Dean Barnett pens a sloppy diatribe:
The left and other anti-war figures like Andrew Sullivan have a lot invested in this war failing and failing miserably. They have a lot invested emotionally, intellectually and most of all politically. That's why they routinely dismiss or ignore good news out of Iraq and hype bad or even potentially fabricated news like the Thomas Diarists.
It's been interesting watching their tactics evolve over the past few weeks, from the publishing of the Thomas Diarists to the smearing of David Petraeus. Interesting, but also revolting.
There's no "smearing" of David Petraeus, so far as I can see. There's concern he's not a disinterested party in a critical debate. There is worry that by talking to partisans like Hugh Hewitt, he will only undermine his credibility. There is legitimate scrutiny of his forecasts in the past. The broader concern is that whatever small successes a decent counter-insurgency strategy might finally be having, it cannot work without many, many more troops throughout Iraq and without a political settlement. Taking small, local successes as an indicator of the inevitability of systematic, national success would be foolish. And patience is not unlimited.
Why is it not unlimited? Why can we not just stay in Iraq indefinitely until we get this right? The answer is because it is unclear whether this campaign is helping or hurting the battle against Islamist terrorism, and in so far as we have clarity, it suggests the Iraq front is making things worse.
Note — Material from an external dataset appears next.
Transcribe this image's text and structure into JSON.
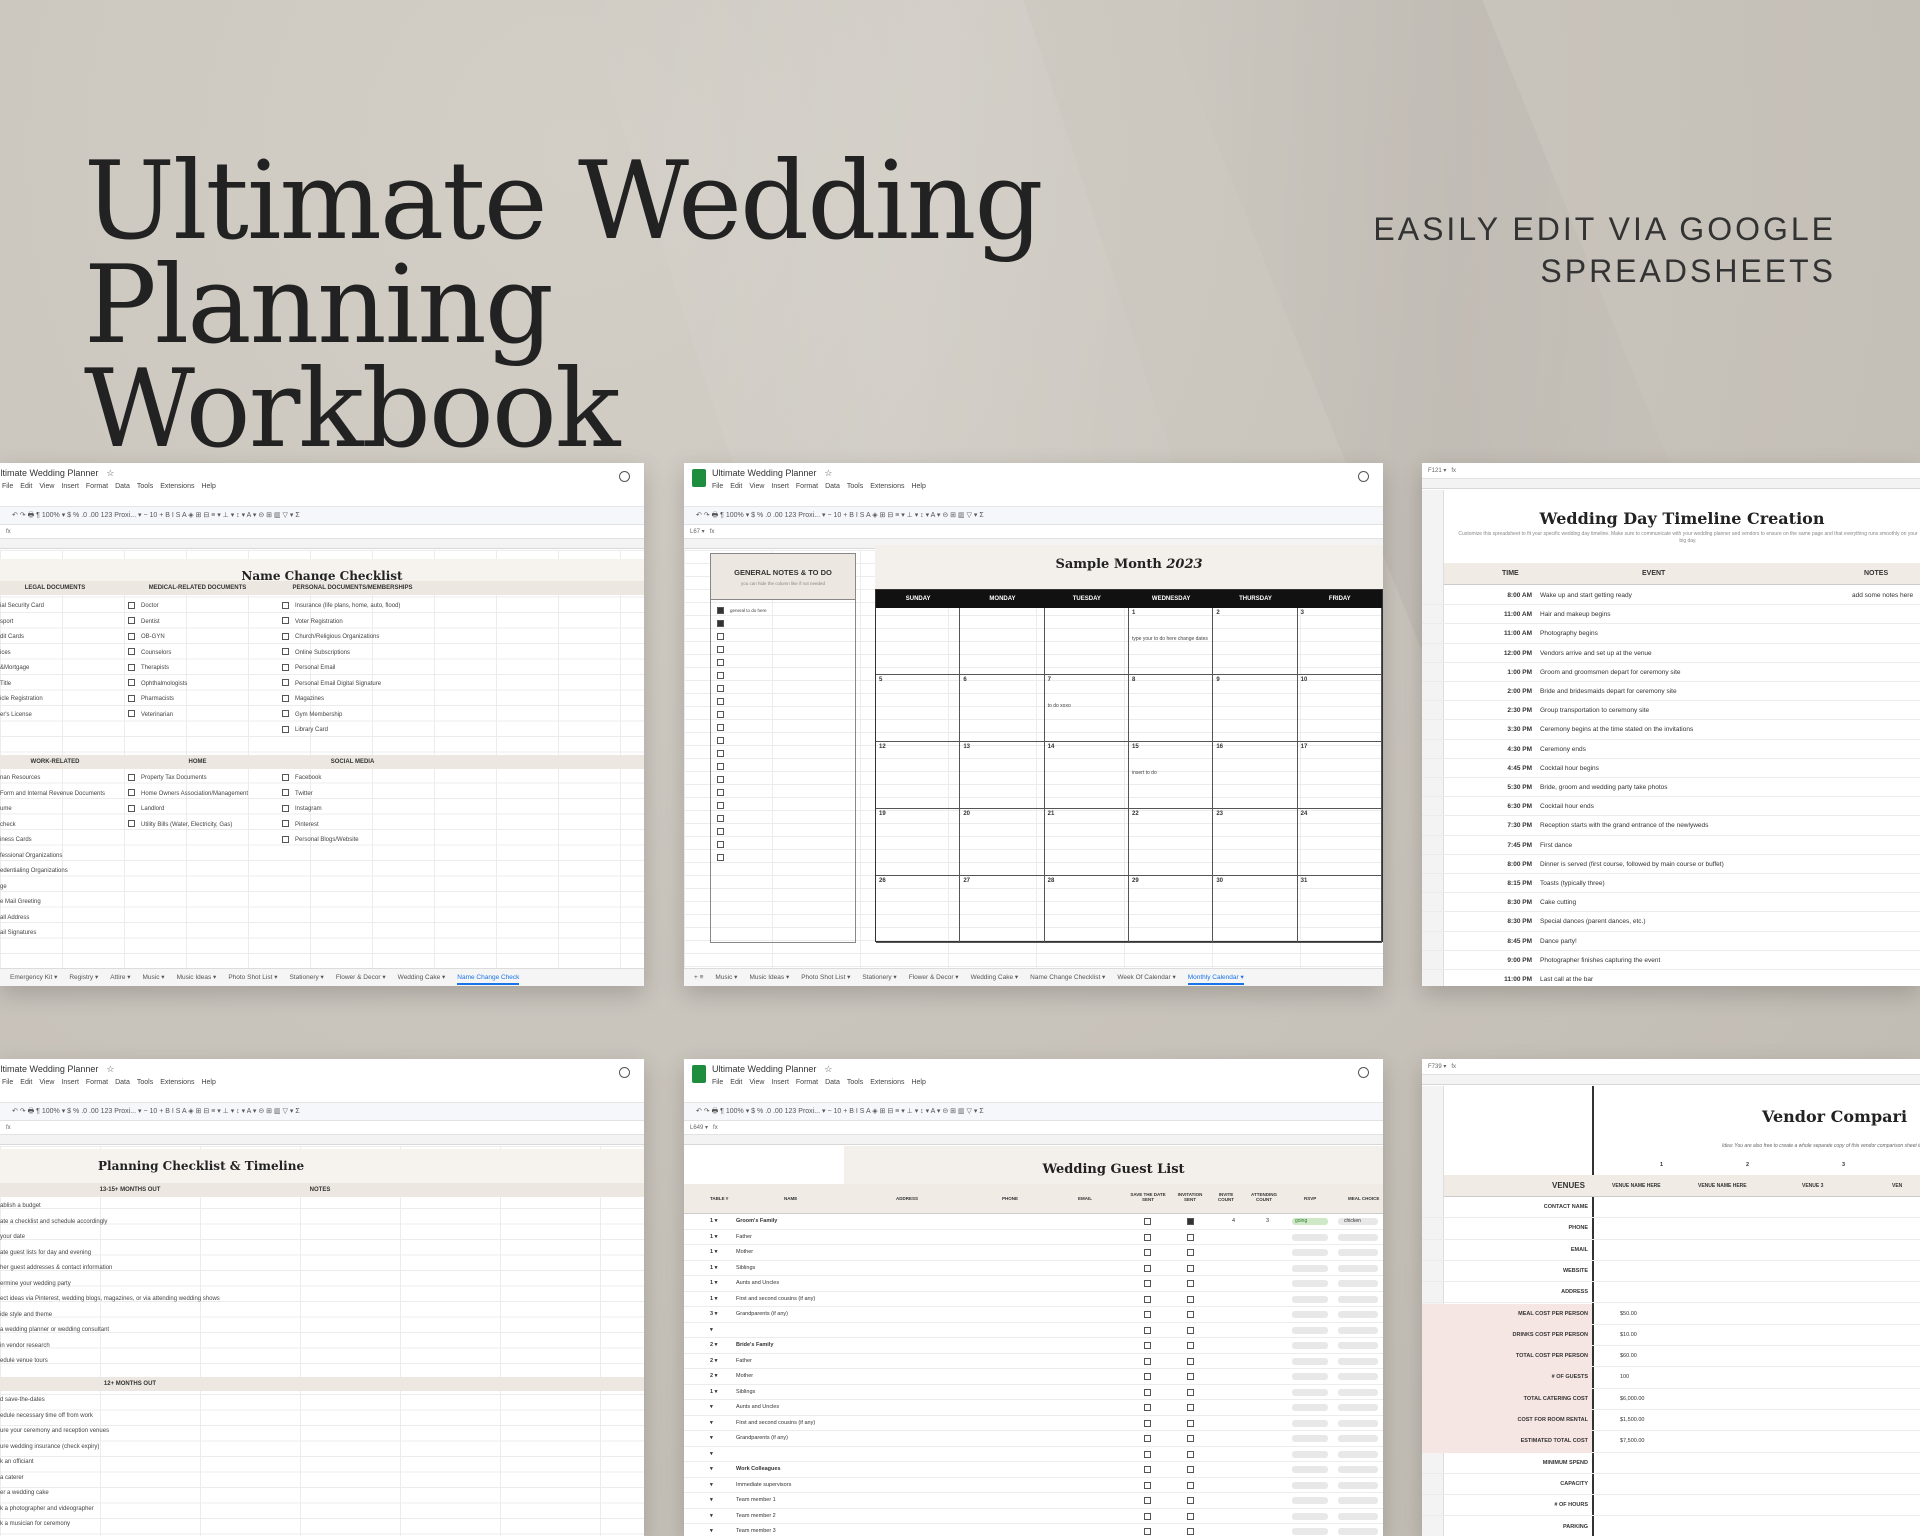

The answer is because this war was started on false pretenses, and has been conducted in such a way as to shred trust in the current commander-in-chief. The answer is because many of us do not want to see the US permanently occupying a Muslim country in the middle of the Arab world. The answer is because the bulk of the US military is being ground up in Iraq for minimal benefit. The answer is because a Petraeus campaign with 500,000 troops might have worked in 2003 but cannot work today, after the critical window of opportunity has closed, and Iraq has fractured irreparably. So for many of us, the question, after four dreadful years, is: how do we withdraw in as strategically a helpful a way as possible? And how do we minimize the future damage to our global and regional interests?